### EXERCISE BRIEF
I need every line that includes the word "true" copied from the material.
= = = = = = =
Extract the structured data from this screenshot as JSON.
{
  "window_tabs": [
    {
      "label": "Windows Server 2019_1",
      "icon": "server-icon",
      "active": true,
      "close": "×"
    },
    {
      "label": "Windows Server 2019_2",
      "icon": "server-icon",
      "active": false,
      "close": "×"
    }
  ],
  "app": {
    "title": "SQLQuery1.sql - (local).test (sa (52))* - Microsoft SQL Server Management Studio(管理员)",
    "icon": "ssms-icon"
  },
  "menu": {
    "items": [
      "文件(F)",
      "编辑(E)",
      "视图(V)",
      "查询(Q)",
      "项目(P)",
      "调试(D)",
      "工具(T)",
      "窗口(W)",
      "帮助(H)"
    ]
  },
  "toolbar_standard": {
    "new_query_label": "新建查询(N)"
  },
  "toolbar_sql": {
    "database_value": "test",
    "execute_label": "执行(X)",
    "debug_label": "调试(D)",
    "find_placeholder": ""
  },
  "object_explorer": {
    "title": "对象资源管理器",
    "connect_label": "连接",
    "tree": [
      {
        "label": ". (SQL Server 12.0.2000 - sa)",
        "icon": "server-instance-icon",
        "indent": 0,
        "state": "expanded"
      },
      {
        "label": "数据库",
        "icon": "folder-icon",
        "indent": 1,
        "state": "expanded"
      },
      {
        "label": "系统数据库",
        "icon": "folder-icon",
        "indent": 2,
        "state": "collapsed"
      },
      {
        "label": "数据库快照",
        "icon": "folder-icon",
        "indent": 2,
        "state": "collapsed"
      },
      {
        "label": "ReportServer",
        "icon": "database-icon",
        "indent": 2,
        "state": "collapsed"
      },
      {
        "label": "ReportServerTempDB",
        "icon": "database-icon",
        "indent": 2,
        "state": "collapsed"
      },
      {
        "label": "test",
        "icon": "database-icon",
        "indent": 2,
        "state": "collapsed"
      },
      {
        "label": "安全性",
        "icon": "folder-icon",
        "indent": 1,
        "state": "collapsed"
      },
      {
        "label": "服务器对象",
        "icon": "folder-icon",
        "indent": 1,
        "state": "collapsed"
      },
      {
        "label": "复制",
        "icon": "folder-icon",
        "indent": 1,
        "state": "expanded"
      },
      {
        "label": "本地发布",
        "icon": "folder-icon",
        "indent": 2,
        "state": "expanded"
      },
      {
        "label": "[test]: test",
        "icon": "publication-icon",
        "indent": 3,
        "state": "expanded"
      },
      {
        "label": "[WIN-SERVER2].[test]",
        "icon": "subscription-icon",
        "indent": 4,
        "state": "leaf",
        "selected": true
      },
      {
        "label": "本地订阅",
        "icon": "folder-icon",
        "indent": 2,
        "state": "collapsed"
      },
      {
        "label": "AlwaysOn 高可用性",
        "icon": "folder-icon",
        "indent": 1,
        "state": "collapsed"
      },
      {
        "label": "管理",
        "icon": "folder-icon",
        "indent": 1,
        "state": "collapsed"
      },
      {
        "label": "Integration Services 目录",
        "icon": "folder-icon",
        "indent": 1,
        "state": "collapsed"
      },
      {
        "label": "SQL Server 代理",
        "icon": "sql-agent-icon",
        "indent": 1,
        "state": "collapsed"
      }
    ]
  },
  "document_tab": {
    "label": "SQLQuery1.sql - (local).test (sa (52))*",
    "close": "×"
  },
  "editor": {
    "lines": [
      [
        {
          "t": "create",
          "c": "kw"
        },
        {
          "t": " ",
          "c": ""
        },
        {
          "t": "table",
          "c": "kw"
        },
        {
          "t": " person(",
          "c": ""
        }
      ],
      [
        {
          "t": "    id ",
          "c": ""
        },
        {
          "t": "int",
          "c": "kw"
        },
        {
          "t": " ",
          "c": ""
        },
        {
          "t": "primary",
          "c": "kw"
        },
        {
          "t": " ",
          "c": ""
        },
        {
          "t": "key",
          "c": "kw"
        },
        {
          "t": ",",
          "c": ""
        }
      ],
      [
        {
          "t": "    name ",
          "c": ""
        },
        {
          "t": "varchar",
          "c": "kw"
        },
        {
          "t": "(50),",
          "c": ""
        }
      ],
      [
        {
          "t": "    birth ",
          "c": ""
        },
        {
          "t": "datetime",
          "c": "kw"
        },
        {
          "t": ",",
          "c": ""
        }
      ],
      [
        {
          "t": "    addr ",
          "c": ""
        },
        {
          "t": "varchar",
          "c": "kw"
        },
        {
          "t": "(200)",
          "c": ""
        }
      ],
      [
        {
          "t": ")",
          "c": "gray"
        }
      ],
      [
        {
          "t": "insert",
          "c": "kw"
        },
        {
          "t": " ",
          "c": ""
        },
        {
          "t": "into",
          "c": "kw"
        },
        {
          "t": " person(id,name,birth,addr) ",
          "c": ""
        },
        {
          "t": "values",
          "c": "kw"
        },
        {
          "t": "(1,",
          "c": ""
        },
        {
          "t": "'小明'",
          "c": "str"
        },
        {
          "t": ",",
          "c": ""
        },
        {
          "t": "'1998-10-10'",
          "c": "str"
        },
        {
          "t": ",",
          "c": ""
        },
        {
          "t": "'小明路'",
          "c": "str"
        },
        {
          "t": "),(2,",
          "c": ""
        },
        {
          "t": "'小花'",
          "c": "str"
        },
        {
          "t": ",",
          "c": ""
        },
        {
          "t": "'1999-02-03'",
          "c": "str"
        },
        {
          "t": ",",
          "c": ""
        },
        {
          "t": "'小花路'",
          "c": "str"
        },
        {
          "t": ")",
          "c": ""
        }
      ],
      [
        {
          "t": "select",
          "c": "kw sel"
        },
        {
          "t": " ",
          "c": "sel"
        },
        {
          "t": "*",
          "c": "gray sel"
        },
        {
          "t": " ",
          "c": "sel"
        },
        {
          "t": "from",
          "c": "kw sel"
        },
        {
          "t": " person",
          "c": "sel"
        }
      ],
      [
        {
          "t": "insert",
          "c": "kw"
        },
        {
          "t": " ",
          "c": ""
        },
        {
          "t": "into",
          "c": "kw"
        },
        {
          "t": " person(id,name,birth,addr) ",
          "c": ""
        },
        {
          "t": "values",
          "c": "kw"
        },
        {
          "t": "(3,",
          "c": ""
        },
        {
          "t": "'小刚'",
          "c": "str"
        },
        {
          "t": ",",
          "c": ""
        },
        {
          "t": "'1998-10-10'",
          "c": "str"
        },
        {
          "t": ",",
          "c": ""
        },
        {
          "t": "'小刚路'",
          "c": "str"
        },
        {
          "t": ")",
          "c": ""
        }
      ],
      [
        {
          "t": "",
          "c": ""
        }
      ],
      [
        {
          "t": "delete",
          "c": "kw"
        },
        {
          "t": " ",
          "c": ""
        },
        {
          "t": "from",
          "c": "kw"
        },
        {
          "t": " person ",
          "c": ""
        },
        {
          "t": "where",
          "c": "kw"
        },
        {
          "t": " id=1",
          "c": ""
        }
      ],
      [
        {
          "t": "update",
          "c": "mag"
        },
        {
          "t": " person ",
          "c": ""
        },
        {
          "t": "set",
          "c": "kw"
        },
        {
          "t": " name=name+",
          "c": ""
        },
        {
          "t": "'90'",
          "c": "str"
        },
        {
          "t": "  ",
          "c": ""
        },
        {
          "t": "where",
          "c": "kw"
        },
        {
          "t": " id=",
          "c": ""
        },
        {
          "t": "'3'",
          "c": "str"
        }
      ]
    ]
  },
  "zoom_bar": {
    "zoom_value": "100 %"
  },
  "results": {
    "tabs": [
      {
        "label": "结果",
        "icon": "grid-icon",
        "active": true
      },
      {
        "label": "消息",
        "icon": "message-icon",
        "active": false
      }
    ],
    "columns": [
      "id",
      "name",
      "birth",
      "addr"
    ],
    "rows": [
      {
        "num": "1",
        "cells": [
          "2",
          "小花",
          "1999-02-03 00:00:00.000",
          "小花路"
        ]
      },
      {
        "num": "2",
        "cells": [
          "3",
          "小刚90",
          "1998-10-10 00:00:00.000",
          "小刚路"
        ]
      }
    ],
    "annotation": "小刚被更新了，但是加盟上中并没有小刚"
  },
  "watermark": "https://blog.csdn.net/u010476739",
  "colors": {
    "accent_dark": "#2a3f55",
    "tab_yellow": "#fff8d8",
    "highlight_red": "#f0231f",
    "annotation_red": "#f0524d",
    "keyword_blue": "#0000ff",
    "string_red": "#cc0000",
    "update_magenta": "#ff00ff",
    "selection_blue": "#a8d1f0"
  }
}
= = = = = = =
### YOUR SOLUTION
      "active": true,
        "selected": true
        "active": true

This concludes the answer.